Mock trial prepares for Regionals

Members+of+Mercy%E2%80%99s+mock+trial+team+gather+to+discuss+different+topics+concerning+their+case.+Photo+by+Rachael+Salah

Members of Mercy’s mock trial team gather to discuss different topics concerning their case. Photo by Rachael Salah

Rachael Salah, Staff Writer

Working for months on a fictitious immigration case, the mock trial team consists of nine Mercy girls who hope to become attorneys. Through this team, they get the opportunity to work on “mock” cases, where they take and defend their side of the case. 

The team is currently preparing for the Oakland Regional Competition on February 29. At this competition, Mercy’s team, along with about 30 other teams, all gather to present their case to real attorneys. They all have the same case and this year, it has to do with the hot topic of immigration. 

“Our case is very complex and exciting,” said junior Philomena Anton. “It gives me insight into what my future could be like.”

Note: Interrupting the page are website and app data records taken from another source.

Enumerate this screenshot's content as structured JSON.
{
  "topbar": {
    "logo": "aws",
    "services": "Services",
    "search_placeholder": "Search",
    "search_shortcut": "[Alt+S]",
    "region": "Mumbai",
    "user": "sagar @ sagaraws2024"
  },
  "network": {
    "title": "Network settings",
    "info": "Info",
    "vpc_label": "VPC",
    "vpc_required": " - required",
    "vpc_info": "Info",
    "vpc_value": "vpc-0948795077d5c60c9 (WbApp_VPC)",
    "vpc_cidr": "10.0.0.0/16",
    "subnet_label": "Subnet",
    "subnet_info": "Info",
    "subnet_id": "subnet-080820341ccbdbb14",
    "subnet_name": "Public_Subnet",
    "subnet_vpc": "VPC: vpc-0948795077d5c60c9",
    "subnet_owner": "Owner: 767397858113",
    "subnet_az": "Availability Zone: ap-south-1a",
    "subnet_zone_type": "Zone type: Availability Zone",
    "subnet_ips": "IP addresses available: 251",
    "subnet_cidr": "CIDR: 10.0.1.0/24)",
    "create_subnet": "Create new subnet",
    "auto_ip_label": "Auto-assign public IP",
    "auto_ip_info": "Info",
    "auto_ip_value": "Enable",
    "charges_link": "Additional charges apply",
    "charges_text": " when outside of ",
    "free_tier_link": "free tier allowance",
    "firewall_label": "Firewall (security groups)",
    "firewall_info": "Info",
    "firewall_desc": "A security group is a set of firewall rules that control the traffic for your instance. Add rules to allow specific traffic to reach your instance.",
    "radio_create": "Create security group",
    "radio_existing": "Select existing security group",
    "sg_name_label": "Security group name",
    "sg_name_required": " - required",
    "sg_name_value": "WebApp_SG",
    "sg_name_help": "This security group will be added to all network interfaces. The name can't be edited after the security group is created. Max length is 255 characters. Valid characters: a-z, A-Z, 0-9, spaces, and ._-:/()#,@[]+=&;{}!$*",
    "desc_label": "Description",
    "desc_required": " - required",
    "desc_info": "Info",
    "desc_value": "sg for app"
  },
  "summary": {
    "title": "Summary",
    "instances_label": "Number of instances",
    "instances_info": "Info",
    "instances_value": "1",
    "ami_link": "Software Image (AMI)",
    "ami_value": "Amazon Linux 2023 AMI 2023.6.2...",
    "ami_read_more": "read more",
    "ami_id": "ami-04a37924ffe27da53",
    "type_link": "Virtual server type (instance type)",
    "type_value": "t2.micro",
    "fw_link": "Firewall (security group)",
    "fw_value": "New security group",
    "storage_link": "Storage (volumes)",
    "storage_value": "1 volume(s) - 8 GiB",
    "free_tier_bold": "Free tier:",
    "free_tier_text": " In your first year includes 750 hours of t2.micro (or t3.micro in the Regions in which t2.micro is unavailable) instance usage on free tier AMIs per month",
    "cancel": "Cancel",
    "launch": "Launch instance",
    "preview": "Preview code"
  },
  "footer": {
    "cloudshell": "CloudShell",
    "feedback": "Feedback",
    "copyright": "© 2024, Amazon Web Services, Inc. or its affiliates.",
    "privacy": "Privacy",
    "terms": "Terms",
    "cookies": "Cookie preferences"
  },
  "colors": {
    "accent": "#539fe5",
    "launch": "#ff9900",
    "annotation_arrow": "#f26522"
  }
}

The case deals with a girl named Quin Zion who is fighting for asylum because her home country, Freedonia, had a change in power. Quin is a part of the Spree religious group. Unfortunately the Knaves, the other religious group in her home country, won the new election. Quin is not currently living at home because Freedonia was paying for her education while she attends college in Michigan. She is only granted an education visa at the moment, not a full visa. Because of the change in government in her home country, her schooling will not be funded anymore and now she needs to return home. Quin is claiming she has a fear of future persecution if she returns home because the Knave government is out to get any Sprees. Therefore, Quin is trying to fight to stay in the U.S. and be granted asylum. 

Five of the girls on the team are defending Quin and the other four are defending the government. They meet twice a week to discuss the rules and guidelines of court and to practice for the competition.

“Mock trial is a fun way to explore our possible futures and make connections with people who share a common goal in their life—to become an attorney,” Anton said.